Acts 16:11-15 The Conversion of Lydia
11 Setting sail therefore from Tro′as, we made a direct voyage to Sam′othrace, and the following day to Ne-ap′olis, 12 and from there to Philippi, which is the leading city of the district of Macedo′nia, and a Roman colony. We remained in this city some days; 13 and on the sabbath day we went outside the gate to the riverside, where we supposed there was a place of prayer; and we sat down and spoke to the women who had come together. 14 One who heard us was a woman named Lydia, from the city of Thyati′ra, a seller of purple goods, who was a worshiper of God. The Lord opened her heart to give heed to what was said by Paul. 15 And when she was baptized, with her household, she besought us, saying, “If you have judged me to be faithful to the Lord, come to my house and stay.” And she prevailed upon us.
Saint Lydia, “Equal to the Apostles” (May 20) is considered the first convert to Christ in Europe. She was a “worshipper of God” when Paul first met her, meaning that she was a Gentile who was devoted to the God of Israel and participated in Jewish worship. The group met at the river most likely because there was no synagogue in Phillipi and because “living water” was an important feature of ritual washing in Jewish life.

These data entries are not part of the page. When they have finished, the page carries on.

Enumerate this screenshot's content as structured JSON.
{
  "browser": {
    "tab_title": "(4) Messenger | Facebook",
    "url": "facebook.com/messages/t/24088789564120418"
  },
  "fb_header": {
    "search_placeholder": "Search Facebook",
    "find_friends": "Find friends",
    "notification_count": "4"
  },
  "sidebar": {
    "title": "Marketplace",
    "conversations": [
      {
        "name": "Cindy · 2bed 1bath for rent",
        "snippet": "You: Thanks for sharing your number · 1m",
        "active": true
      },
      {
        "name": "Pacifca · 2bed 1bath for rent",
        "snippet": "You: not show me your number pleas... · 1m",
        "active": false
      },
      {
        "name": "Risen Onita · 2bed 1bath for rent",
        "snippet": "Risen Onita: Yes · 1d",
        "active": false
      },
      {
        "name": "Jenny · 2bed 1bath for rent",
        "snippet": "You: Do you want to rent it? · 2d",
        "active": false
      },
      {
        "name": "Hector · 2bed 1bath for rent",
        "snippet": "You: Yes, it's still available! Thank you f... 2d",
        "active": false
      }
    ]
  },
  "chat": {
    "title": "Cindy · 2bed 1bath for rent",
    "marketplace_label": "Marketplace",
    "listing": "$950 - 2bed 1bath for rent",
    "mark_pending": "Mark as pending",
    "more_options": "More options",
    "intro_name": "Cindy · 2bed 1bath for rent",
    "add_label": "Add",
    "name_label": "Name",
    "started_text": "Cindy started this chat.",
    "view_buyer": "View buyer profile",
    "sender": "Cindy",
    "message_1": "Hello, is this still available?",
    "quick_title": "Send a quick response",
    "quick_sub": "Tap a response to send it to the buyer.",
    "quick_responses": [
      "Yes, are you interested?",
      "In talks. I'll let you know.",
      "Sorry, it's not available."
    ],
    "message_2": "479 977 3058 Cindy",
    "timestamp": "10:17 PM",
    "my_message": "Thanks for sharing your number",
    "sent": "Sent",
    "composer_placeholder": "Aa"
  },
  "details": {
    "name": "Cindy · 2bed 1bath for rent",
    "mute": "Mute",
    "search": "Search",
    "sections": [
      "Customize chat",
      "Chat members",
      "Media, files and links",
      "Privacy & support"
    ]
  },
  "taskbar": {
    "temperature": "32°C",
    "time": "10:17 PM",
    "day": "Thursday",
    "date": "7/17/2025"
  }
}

Gentiles—and women especially—were attracted to Judaism for its monotheism, ancient tradition and strong moral values. In fact, the 1st century Jewish historian Josephus notes that the wives of many Romans in Damascus “were almost all of them addicted to the Jewish religion” (Jewish Wars, 2.560.) Although polytheism was still the public practice, this was increasingly being reinterpreted within a monotheistic philosophical framework.
Lydia was also a woman of means (perhaps a widow, but not necessarily), a business-owner with servants, a large home and the freedom, authority and respectability to invite (and prevail upon) a party of men to stay at her house. Her home in Phillipi became the center of the fledgling Christian community and a prime example of the success of house churches as a pattern for mission.
As the Orthodox Study Bible notes here, “Paul is the church planter par excellence, and his work remains the model for building churches. He starts with people already attuned to God and expands for them the fullness of the gospel message.”
Yesterday the officers met with Metropolitan Tikhon to catch up after two weeks of intense activity and travels.
Today we will celebrate Mid-Pentecost in Saint Sergius chapel. His Beatitude then heads for Washington, DC for tomorrow’s commemoration of the Armenian Genocide at the National Cathedral.